pains and nausea.

Withdrawal symptoms also include behavioral signs such as:
Restlessness, irritability, sleep difficulties, and decreased

What are its overdose effects?
No deaths from overdose of marijuana have been reported.

Which drugs cause similar effects?
Hashish and hashish oil are drugs made from the cannabis plant
that are like marijuana, only stronger.

Hashish (hash) consists of the THC-rich resinous material of the
cannabis plant, which is collected, dried, and then compressed
into a variety of forms, such as balls, cakes, or cookie like sheets.
Pieces are then broken off, placed in pipes or mixed with tobacco
and placed in pipes or cigarettes, and smoked.

The main sources of hashish are the Middle East, North Africa,
Pakistan, and Afghanistan.

Hashish Oil (hash oil, liquid hash, cannabis oil) is produced by
extracting the cannabinoids from the plant material with a solvent.
The color and odor of the extract will vary, depending on the
solvent used. A drop or two of this liquid on a cigarette is equal
to a single marijuana joint. Like marijuana, hashish and hashish
oil are both Schedule I drugs.

What is its legal status in the United States?
Marijuana is a Schedule I substance under the Controlled
Substances Act, meaning that it has a high potential for abuse, no
currently accepted medical use in treatment in the United States,
and a lack of accepted safety for use under medical supervision.
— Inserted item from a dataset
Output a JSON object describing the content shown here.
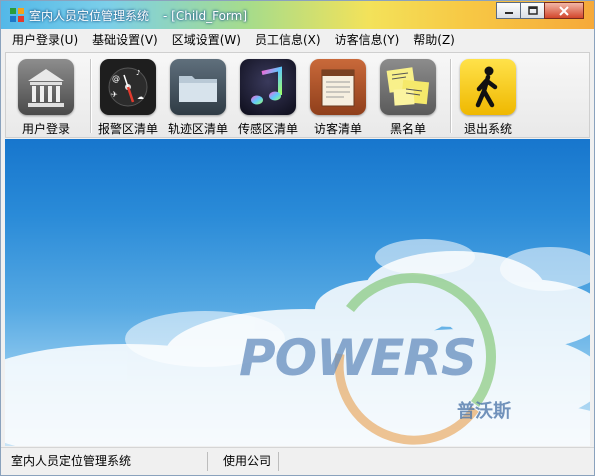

Although some states within the United States have allowed the
use of marijuana for medicinal purpose, it is the U.S. Food and
Drug Administration that has the federal authority to approve
drugs for medicinal use in the U.S. To date, the FDA has not approved
a marketing application for any marijuana product for any
clinical indication. Consistent therewith, the FDA and DEA have
concluded that marijuana has no federally approved medical
use for treatment in the U.S. and thus it remains as a Schedule I
controlled substance under federal law.

Marinol, a synthetic version of THC, the active ingredient
found in the marijuana plant, can be prescribed for the control
of nausea and vomiting caused by chemotherapeutic agents
used in the treatment of cancer and to stimulate appetite in
AIDS patients. Marinol is a Schedule III substance under the
Controlled Substances Act.

SOURCE: A DEA Resource Guide 2017 Edition